— Work instructions —
Would you retype every line below without changing anything?

— Input data —
▼

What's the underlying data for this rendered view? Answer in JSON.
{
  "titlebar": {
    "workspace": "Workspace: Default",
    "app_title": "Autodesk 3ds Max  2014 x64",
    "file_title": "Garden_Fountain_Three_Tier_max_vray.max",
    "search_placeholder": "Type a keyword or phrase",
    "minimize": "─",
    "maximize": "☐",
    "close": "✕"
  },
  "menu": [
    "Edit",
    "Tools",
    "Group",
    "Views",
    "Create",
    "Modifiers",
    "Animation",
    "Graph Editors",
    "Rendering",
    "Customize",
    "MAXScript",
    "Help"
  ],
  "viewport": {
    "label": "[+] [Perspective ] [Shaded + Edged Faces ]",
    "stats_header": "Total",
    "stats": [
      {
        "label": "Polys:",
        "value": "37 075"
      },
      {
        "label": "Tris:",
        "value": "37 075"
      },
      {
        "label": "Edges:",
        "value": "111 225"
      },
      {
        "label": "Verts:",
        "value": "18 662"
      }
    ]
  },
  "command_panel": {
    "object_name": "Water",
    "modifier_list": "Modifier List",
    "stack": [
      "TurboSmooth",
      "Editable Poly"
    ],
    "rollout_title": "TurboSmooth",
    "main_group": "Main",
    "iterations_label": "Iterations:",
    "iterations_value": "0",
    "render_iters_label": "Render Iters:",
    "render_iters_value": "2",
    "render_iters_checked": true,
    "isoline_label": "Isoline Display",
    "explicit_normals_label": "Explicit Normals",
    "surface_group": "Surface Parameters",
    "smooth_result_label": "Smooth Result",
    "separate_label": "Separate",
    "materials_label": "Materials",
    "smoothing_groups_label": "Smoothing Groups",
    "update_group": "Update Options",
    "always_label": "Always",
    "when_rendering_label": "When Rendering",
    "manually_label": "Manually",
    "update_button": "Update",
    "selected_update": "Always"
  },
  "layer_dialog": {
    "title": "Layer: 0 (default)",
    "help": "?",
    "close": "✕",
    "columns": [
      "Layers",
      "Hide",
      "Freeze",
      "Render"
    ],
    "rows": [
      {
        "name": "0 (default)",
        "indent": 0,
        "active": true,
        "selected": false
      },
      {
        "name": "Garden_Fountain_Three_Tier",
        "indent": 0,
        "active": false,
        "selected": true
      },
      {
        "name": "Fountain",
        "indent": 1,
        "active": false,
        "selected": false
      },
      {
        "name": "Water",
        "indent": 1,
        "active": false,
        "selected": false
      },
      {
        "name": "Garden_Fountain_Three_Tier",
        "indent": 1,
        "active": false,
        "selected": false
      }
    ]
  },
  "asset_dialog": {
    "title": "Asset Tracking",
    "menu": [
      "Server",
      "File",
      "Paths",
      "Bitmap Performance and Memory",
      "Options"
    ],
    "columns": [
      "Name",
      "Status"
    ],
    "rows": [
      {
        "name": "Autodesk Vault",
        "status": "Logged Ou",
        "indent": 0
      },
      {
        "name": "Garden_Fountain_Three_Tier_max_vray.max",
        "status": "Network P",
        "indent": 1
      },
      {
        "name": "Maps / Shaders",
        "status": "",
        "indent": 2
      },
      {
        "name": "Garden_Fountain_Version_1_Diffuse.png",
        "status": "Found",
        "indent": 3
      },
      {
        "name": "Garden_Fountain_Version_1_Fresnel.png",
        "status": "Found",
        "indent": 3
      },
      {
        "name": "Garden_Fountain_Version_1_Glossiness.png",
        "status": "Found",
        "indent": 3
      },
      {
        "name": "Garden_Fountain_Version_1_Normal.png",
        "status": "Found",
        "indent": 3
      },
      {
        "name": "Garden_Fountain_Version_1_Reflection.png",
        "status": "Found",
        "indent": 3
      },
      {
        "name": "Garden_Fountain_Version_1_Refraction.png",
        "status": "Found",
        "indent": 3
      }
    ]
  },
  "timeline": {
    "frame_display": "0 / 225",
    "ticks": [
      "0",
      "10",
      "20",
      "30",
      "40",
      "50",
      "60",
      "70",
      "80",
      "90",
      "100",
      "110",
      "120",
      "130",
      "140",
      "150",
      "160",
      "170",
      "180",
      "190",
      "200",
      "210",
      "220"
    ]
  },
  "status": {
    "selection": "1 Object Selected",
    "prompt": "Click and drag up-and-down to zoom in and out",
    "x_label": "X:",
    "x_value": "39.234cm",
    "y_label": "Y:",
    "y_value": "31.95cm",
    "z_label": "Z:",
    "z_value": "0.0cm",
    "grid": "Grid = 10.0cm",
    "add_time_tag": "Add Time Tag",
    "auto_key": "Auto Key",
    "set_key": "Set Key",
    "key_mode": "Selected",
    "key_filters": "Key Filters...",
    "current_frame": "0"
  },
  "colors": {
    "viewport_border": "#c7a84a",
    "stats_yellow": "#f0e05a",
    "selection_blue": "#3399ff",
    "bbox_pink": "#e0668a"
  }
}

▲

— Your solution —
What's the underlying data for this rendered view? Answer in JSON.
{
  "titlebar": {
    "workspace": "Workspace: Default",
    "app_title": "Autodesk 3ds Max  2014 x64",
    "file_title": "Garden_Fountain_Three_Tier_max_vray.max",
    "search_placeholder": "Type a keyword or phrase",
    "minimize": "─",
    "maximize": "☐",
    "close": "✕"
  },
  "menu": [
    "Edit",
    "Tools",
    "Group",
    "Views",
    "Create",
    "Modifiers",
    "Animation",
    "Graph Editors",
    "Rendering",
    "Customize",
    "MAXScript",
    "Help"
  ],
  "viewport": {
    "label": "[+] [Perspective ] [Shaded + Edged Faces ]",
    "stats_header": "Total",
    "stats": [
      {
        "label": "Polys:",
        "value": "37 075"
      },
      {
        "label": "Tris:",
        "value": "37 075"
      },
      {
        "label": "Edges:",
        "value": "111 225"
      },
      {
        "label": "Verts:",
        "value": "18 662"
      }
    ]
  },
  "command_panel": {
    "object_name": "Water",
    "modifier_list": "Modifier List",
    "stack": [
      "TurboSmooth",
      "Editable Poly"
    ],
    "rollout_title": "TurboSmooth",
    "main_group": "Main",
    "iterations_label": "Iterations:",
    "iterations_value": "0",
    "render_iters_label": "Render Iters:",
    "render_iters_value": "2",
    "render_iters_checked": true,
    "isoline_label": "Isoline Display",
    "explicit_normals_label": "Explicit Normals",
    "surface_group": "Surface Parameters",
    "smooth_result_label": "Smooth Result",
    "separate_label": "Separate",
    "materials_label": "Materials",
    "smoothing_groups_label": "Smoothing Groups",
    "update_group": "Update Options",
    "always_label": "Always",
    "when_rendering_label": "When Rendering",
    "manually_label": "Manually",
    "update_button": "Update",
    "selected_update": "Always"
  },
  "layer_dialog": {
    "title": "Layer: 0 (default)",
    "help": "?",
    "close": "✕",
    "columns": [
      "Layers",
      "Hide",
      "Freeze",
      "Render"
    ],
    "rows": [
      {
        "name": "0 (default)",
        "indent": 0,
        "active": true,
        "selected": false
      },
      {
        "name": "Garden_Fountain_Three_Tier",
        "indent": 0,
        "active": false,
        "selected": true
      },
      {
        "name": "Fountain",
        "indent": 1,
        "active": false,
        "selected": false
      },
      {
        "name": "Water",
        "indent": 1,
        "active": false,
        "selected": false
      },
      {
        "name": "Garden_Fountain_Three_Tier",
        "indent": 1,
        "active": false,
        "selected": false
      }
    ]
  },
  "asset_dialog": {
    "title": "Asset Tracking",
    "menu": [
      "Server",
      "File",
      "Paths",
      "Bitmap Performance and Memory",
      "Options"
    ],
    "columns": [
      "Name",
      "Status"
    ],
    "rows": [
      {
        "name": "Autodesk Vault",
        "status": "Logged Ou",
        "indent": 0
      },
      {
        "name": "Garden_Fountain_Three_Tier_max_vray.max",
        "status": "Network P",
        "indent": 1
      },
      {
        "name": "Maps / Shaders",
        "status": "",
        "indent": 2
      },
      {
        "name": "Garden_Fountain_Version_1_Diffuse.png",
        "status": "Found",
        "indent": 3
      },
      {
        "name": "Garden_Fountain_Version_1_Fresnel.png",
        "status": "Found",
        "indent": 3
      },
      {
        "name": "Garden_Fountain_Version_1_Glossiness.png",
        "status": "Found",
        "indent": 3
      },
      {
        "name": "Garden_Fountain_Version_1_Normal.png",
        "status": "Found",
        "indent": 3
      },
      {
        "name": "Garden_Fountain_Version_1_Reflection.png",
        "status": "Found",
        "indent": 3
      },
      {
        "name": "Garden_Fountain_Version_1_Refraction.png",
        "status": "Found",
        "indent": 3
      }
    ]
  },
  "timeline": {
    "frame_display": "0 / 225",
    "ticks": [
      "0",
      "10",
      "20",
      "30",
      "40",
      "50",
      "60",
      "70",
      "80",
      "90",
      "100",
      "110",
      "120",
      "130",
      "140",
      "150",
      "160",
      "170",
      "180",
      "190",
      "200",
      "210",
      "220"
    ]
  },
  "status": {
    "selection": "1 Object Selected",
    "prompt": "Click and drag up-and-down to zoom in and out",
    "x_label": "X:",
    "x_value": "39.234cm",
    "y_label": "Y:",
    "y_value": "31.95cm",
    "z_label": "Z:",
    "z_value": "0.0cm",
    "grid": "Grid = 10.0cm",
    "add_time_tag": "Add Time Tag",
    "auto_key": "Auto Key",
    "set_key": "Set Key",
    "key_mode": "Selected",
    "key_filters": "Key Filters...",
    "current_frame": "0"
  },
  "colors": {
    "viewport_border": "#c7a84a",
    "stats_yellow": "#f0e05a",
    "selection_blue": "#3399ff",
    "bbox_pink": "#e0668a"
  }
}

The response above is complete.